◆ **Task instructions**
What lines below contain the word "JSON"? Please pull each one out.

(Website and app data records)
══════
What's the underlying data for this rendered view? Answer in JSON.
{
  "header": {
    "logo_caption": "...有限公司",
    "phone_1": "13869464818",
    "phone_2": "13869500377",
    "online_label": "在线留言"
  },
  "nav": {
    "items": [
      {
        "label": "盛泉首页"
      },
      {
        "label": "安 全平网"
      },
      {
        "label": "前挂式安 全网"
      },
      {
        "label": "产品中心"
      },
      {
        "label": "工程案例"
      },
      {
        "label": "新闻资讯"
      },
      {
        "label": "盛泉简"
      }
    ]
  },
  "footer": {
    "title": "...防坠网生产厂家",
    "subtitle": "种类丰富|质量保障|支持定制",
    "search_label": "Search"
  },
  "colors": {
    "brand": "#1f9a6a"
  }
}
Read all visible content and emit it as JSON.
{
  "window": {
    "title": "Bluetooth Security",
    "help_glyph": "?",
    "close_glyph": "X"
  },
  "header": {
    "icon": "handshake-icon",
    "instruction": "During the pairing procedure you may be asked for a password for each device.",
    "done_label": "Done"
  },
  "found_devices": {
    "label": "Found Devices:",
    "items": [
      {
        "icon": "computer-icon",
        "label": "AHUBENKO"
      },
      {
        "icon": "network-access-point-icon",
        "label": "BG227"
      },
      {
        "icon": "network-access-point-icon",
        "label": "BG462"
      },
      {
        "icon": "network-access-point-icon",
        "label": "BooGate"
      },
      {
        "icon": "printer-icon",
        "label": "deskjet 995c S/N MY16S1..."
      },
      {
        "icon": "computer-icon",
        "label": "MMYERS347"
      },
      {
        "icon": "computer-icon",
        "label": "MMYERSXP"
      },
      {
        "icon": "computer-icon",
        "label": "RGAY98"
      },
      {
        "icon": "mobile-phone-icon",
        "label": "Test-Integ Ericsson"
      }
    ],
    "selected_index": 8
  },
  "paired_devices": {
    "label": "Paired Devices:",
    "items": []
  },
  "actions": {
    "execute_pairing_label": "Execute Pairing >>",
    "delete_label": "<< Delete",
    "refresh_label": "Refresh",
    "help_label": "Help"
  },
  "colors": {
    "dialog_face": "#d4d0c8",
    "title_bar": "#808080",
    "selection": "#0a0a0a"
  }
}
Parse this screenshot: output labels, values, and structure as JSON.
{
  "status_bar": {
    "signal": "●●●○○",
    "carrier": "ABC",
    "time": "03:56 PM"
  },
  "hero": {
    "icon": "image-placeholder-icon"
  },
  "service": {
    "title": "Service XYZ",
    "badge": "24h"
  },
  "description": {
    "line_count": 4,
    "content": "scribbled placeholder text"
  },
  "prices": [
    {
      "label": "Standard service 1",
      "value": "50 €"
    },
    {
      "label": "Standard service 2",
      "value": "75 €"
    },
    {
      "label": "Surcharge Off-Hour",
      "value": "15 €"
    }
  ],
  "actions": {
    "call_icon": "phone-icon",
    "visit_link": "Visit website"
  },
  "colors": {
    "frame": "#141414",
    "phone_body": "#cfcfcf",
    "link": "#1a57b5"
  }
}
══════
◆ **Exercise output**
What's the underlying data for this rendered view? Answer in JSON.
Read all visible content and emit it as JSON.
Parse this screenshot: output labels, values, and structure as JSON.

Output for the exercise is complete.